■ DATA TO USE
══════════════════════════════

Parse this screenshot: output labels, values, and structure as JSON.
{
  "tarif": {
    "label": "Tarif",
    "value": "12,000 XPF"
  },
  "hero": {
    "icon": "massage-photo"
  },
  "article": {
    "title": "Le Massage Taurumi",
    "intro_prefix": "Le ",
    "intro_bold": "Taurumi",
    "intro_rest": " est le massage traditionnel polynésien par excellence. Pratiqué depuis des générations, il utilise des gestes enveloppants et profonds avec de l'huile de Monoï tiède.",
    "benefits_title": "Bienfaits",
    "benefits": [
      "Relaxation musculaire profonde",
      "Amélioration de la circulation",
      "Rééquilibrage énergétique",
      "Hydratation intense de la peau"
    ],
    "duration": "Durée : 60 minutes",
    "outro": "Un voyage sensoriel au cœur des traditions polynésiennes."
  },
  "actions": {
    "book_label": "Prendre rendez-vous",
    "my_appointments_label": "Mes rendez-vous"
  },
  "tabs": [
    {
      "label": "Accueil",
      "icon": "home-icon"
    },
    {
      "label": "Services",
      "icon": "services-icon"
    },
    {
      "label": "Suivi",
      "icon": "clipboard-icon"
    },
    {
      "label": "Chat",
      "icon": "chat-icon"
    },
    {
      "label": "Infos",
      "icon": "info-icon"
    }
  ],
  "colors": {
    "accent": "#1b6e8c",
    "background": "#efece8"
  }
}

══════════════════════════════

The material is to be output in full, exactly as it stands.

■ RESPONSE TO THIS TASK
Parse this screenshot: output labels, values, and structure as JSON.
{
  "tarif": {
    "label": "Tarif",
    "value": "12,000 XPF"
  },
  "hero": {
    "icon": "massage-photo"
  },
  "article": {
    "title": "Le Massage Taurumi",
    "intro_prefix": "Le ",
    "intro_bold": "Taurumi",
    "intro_rest": " est le massage traditionnel polynésien par excellence. Pratiqué depuis des générations, il utilise des gestes enveloppants et profonds avec de l'huile de Monoï tiède.",
    "benefits_title": "Bienfaits",
    "benefits": [
      "Relaxation musculaire profonde",
      "Amélioration de la circulation",
      "Rééquilibrage énergétique",
      "Hydratation intense de la peau"
    ],
    "duration": "Durée : 60 minutes",
    "outro": "Un voyage sensoriel au cœur des traditions polynésiennes."
  },
  "actions": {
    "book_label": "Prendre rendez-vous",
    "my_appointments_label": "Mes rendez-vous"
  },
  "tabs": [
    {
      "label": "Accueil",
      "icon": "home-icon"
    },
    {
      "label": "Services",
      "icon": "services-icon"
    },
    {
      "label": "Suivi",
      "icon": "clipboard-icon"
    },
    {
      "label": "Chat",
      "icon": "chat-icon"
    },
    {
      "label": "Infos",
      "icon": "info-icon"
    }
  ],
  "colors": {
    "accent": "#1b6e8c",
    "background": "#efece8"
  }
}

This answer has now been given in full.